JB: I by far prefer the motorhome! I chose the bed, I choose whats in the fridge and its my DVD collection. I furnished it to accommodate my needs so its just a home away from home. But outside Europe I like nice city hotels, although the focus is of course on a reasonable vicinity to the track.
Q: Anything you have to have provided in your hotel room, or any luxuries you always bring with you from home?
JB: When I am lodging in my motorhome it is equipped with everything that I need - to the smallest detail. When I am staying in a hotel, the usual things I take are my iPod and my computer. I like to chill out with my kind of music - not necessarily dolphin sounds - but something that relaxes me.
Q: Do you enjoy entertaining friends and family during a race weekend?
JB: On a race weekend there is never really time to entertain friends and family as every day is packed full of action and commitments. But friends and family know that, so when they come to a race it is because they like racing and they like to see me driving. They understand that I am doing my job and that it takes priority.
Q: Do you get the chance to go out and socialize on Friday and Saturday night?
JB: If I socialize then its usually on a Saturday evening because on Friday I usually stay quite long at the track to speak with the engineers because its the day when you can still change something on the car. When I leave the track I just have a quick dinner and go to sleep.
Q: Any drivers you particularly like hanging out with?
JB: With DC (David Coulthard) - Im still upset that he announced his retirement. Its basically the motorhome guys - a small community at the Europeans races. But I also get along very well with Rubens (Barrichello) and Nico (Rosberg).
Q: Your favourite race for nightlife?

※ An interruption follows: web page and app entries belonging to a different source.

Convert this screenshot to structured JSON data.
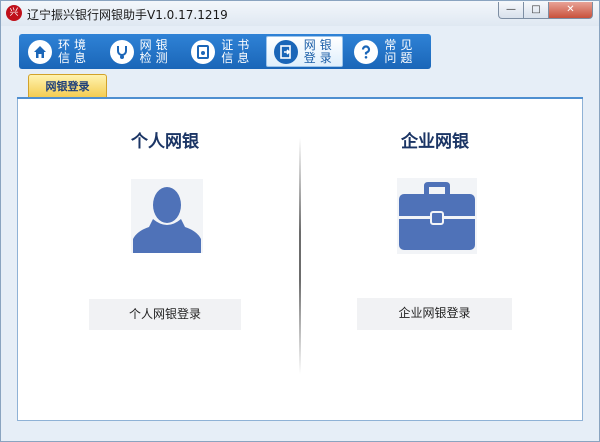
{
  "app": {
    "title": "辽宁振兴银行网银助手V1.0.17.1219",
    "logo_text": "兴"
  },
  "window_controls": {
    "minimize": "—",
    "maximize": "□",
    "close": "✕"
  },
  "toolbar": {
    "items": [
      {
        "label_top": "环境",
        "label_bottom": "信息",
        "icon": "house-icon",
        "glyph": "⌂"
      },
      {
        "label_top": "网银",
        "label_bottom": "检测",
        "icon": "stethoscope-icon",
        "glyph": "♥"
      },
      {
        "label_top": "证书",
        "label_bottom": "信息",
        "icon": "certificate-icon",
        "glyph": "▣"
      },
      {
        "label_top": "网银",
        "label_bottom": "登录",
        "icon": "login-icon",
        "glyph": "➔"
      },
      {
        "label_top": "常见",
        "label_bottom": "问题",
        "icon": "question-icon",
        "glyph": "?"
      }
    ],
    "active_index": 3
  },
  "tab": {
    "label": "网银登录"
  },
  "personal": {
    "title": "个人网银",
    "button": "个人网银登录",
    "icon": "person-icon"
  },
  "corporate": {
    "title": "企业网银",
    "button": "企业网银登录",
    "icon": "briefcase-icon"
  },
  "colors": {
    "accent_blue": "#1b66b8",
    "icon_blue": "#4f72b8",
    "tab_yellow": "#f3c94a",
    "title_navy": "#1b3565"
  }
}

JB: Probably Montreal. And then, of course, Monaco as everybody stays on Sunday evening so there is always a lot of nightlife going on. But even Silverstone is great as you can commute to London for a fancy Sunday evening.
Q: Whats the best night out youve had at a Grand Prix? And have you ever overslept the next morning?

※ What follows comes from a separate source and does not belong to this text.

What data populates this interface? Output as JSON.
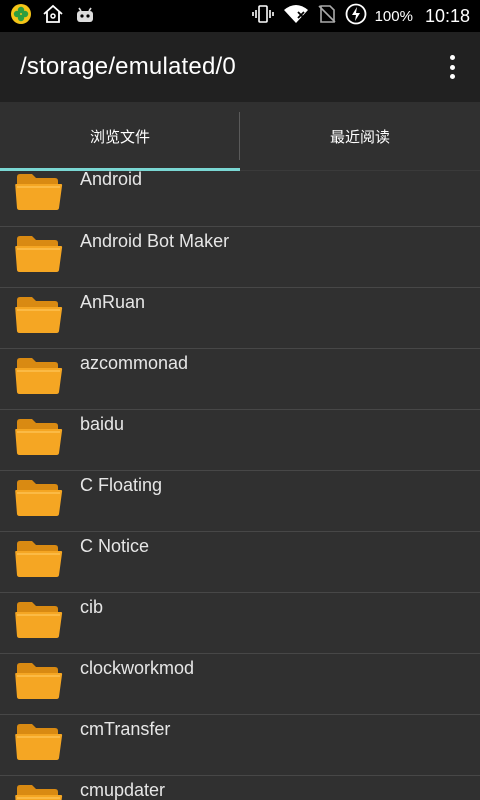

JB: It was probably the night out that I didnt have. After winning the Hungarian Grand Prix, I was flying out to China straight after the race so there was no partying, just letting victory sink in very quietly high up in the air. And as for oversleeping, never.
Q: What do you have for breakfast on a race Sunday?

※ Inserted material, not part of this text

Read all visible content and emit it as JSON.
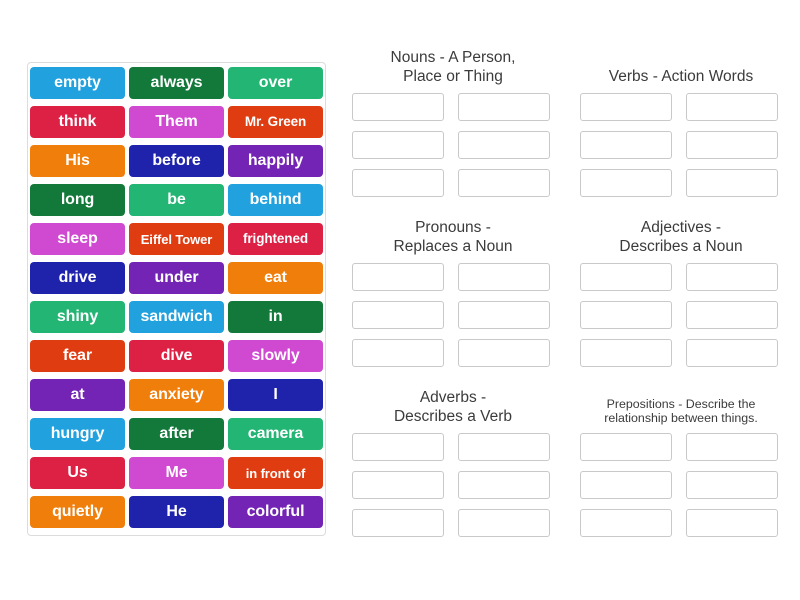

JB: All kinds of cereals, fruits and juices. Nothing in particular - but nothing that is too heavy.
Q: How much do you drink over a race weekend? And what?
JB: I usually start hydrating on Friday. My guess is that I drink three to four litres of fluid a day. Basically mineral drinks and water.
Q: How do you spend the morning on race Sunday?
JB: The morning of race Sunday is always pretty relaxed since we dont have the warm-up any more. You have a last talk with the engineers and you do a bit of media work. Around noon its getting pretty busy, first with the drivers parade and then the race preparation takes over until you drive out of the pits for your position on the grid. And then you wait for the green lights.
Q: How do you like to get to the circuit on Sunday morning? Do you drive yourself?
JB: I usually drive myself. I also drove up to Silverstone from Heathrow all by myself.
Q: How do you like to spend the hour or so before the race? Any superstitions or pre-race rituals you always go through to bring you luck?
JB: I get a massage and hear some relaxing music. Then I dress up. Thats all. No rituals or anything of that kind. I am not superstitious.
Q: Do you have a lucky charm?
Q: What do you do to stay calm as youre sat on the grid awaiting the formation lap?
JB: I think Im a pretty calm guy so it doesnt need an extra effort to stay calm. Im not getting into the car with eyes wide open thinking, gee, what am I doing here. I always try to be prepared and that gives me self confidence.
Q: How do you wind down after the race?
JB: It depends how the race was!
Q: If things dont go your way and you retire early, do you prefer to get away as soon as possible, or hang out and watch the rest of the race?
JB: I always stay until the end of the race to do the debrief with the engineers, because unless you retire in the first lap you still have a lot of valuable information for the technical guys.